A masterpiece of French epic storytelling, The Song of Roland or Chanson de Roland recounts the legend of this knight, the nephew of Charlemagne, who on the 15th of August 778 died in an ambush in the Roncevaux Pass. Despite the events having occurred in the 8th century, they were transmitted orally until being transcribed in the 11th century by an unknown author.
Furthermore, the mark of the brave champion has been left on the stones along the Camino de Santiago which witnessed the battle, with names such as Poyo Roldán and La Piedra de Roldán, which have survived to the present day.
Beyond the codices, the feats of Roland are also found in other formats, such as on a spire of the town of Estella, representing the knight ready for battle against the giant named Ferracutus.
Although the Vita Karoli and the Codex Calixtinus are other sources referring to these events, in reality the most reliable information we have on the legend of Charlemagne’s champion are found in epic literature. In addition to the characters of the emperor, Roland and his twelve paladins, essential in this song are the actions of the characters of Marsile, the Saracen king, and the traitor Ganelon (who schemes against Roland due to envy), Gabriel (who intervenes in favour of the Franks) and the Vascons, who knew the territory and who carry out the Roncevaux ambush. The Song of Roland ends with Charlemagne’s victory over the Saracens and the trial of Ganelon.
The codex we are examining here is an illuminated copy from the 14th century, written in Franco-Italian Romance language, which belonged to the House of Gonzaga, the Duchy of Mantua, powerful princes who were lovers and notable patrons of art, both Mantegna and Pisanello were painters of their court. From the 18th century, the manuscript formed part of the collection of the Biblioteca Nazionale Marciana in Venice. The 407 images of Its battles, with a vivid realism which does not exclude scenes of stark severity, are certainly the best of the art of illumination of this time, also thanks to the richness and skill used in the colour treatment.
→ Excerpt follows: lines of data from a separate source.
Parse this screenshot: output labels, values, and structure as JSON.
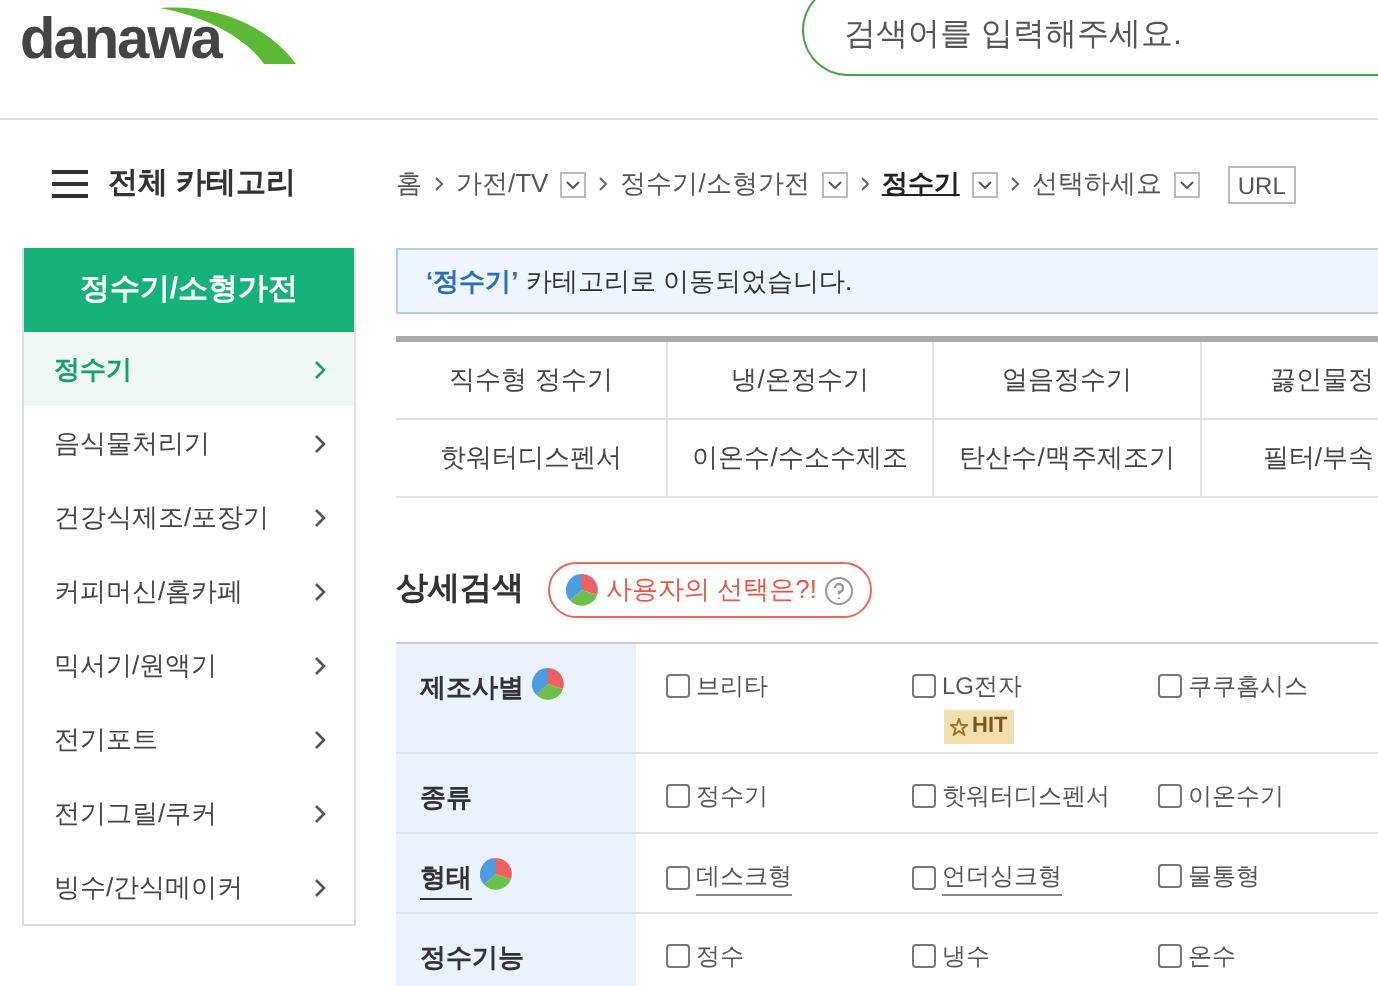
{
  "header": {
    "logo": "danawa",
    "search": {
      "placeholder": "검색어를 입력해주세요."
    }
  },
  "all_categories": "전체 카테고리",
  "sidebar": {
    "title": "정수기/소형가전",
    "items": [
      {
        "label": "정수기",
        "selected": true
      },
      {
        "label": "음식물처리기",
        "selected": false
      },
      {
        "label": "건강식제조/포장기",
        "selected": false
      },
      {
        "label": "커피머신/홈카페",
        "selected": false
      },
      {
        "label": "믹서기/원액기",
        "selected": false
      },
      {
        "label": "전기포트",
        "selected": false
      },
      {
        "label": "전기그릴/쿠커",
        "selected": false
      },
      {
        "label": "빙수/간식메이커",
        "selected": false
      }
    ]
  },
  "breadcrumb": {
    "items": [
      {
        "label": "홈",
        "kind": "link",
        "current": false
      },
      {
        "label": "가전/TV",
        "kind": "dropdown",
        "current": false
      },
      {
        "label": "정수기/소형가전",
        "kind": "dropdown",
        "current": false
      },
      {
        "label": "정수기",
        "kind": "dropdown",
        "current": true
      },
      {
        "label": "선택하세요",
        "kind": "dropdown",
        "current": false
      }
    ],
    "url_button": "URL"
  },
  "notice": "**‘정수기’** 카테고리로 이동되었습니다.",
  "subcategories": [
    [
      "직수형 정수기",
      "냉/온정수기",
      "얼음정수기",
      "끓인물정"
    ],
    [
      "핫워터디스펜서",
      "이온수/수소수제조",
      "탄산수/맥주제조기",
      "필터/부속"
    ]
  ],
  "detail_search": {
    "title": "상세검색",
    "user_choice": "사용자의 선택은?!",
    "filters": [
      {
        "label": "제조사별",
        "chart_icon": true,
        "linked": false,
        "options": [
          {
            "label": "브리타",
            "checked": false,
            "linked": false
          },
          {
            "label": "LG전자",
            "checked": false,
            "linked": false,
            "badge": "HIT"
          },
          {
            "label": "쿠쿠홈시스",
            "checked": false,
            "linked": false
          }
        ]
      },
      {
        "label": "종류",
        "chart_icon": false,
        "linked": false,
        "options": [
          {
            "label": "정수기",
            "checked": false,
            "linked": false
          },
          {
            "label": "핫워터디스펜서",
            "checked": false,
            "linked": false
          },
          {
            "label": "이온수기",
            "checked": false,
            "linked": false
          }
        ]
      },
      {
        "label": "형태",
        "chart_icon": true,
        "linked": true,
        "options": [
          {
            "label": "데스크형",
            "checked": false,
            "linked": true
          },
          {
            "label": "언더싱크형",
            "checked": false,
            "linked": true
          },
          {
            "label": "물통형",
            "checked": false,
            "linked": false
          }
        ]
      },
      {
        "label": "정수기능",
        "chart_icon": false,
        "linked": false,
        "options": [
          {
            "label": "정수",
            "checked": false,
            "linked": false
          },
          {
            "label": "냉수",
            "checked": false,
            "linked": false
          },
          {
            "label": "온수",
            "checked": false,
            "linked": false
          }
        ]
      }
    ]
  }
}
The two great Chansons de Gestes, The Song of Roland and The Song of my Cid, inspired Cervantes in his masterpiece, Don Quixote.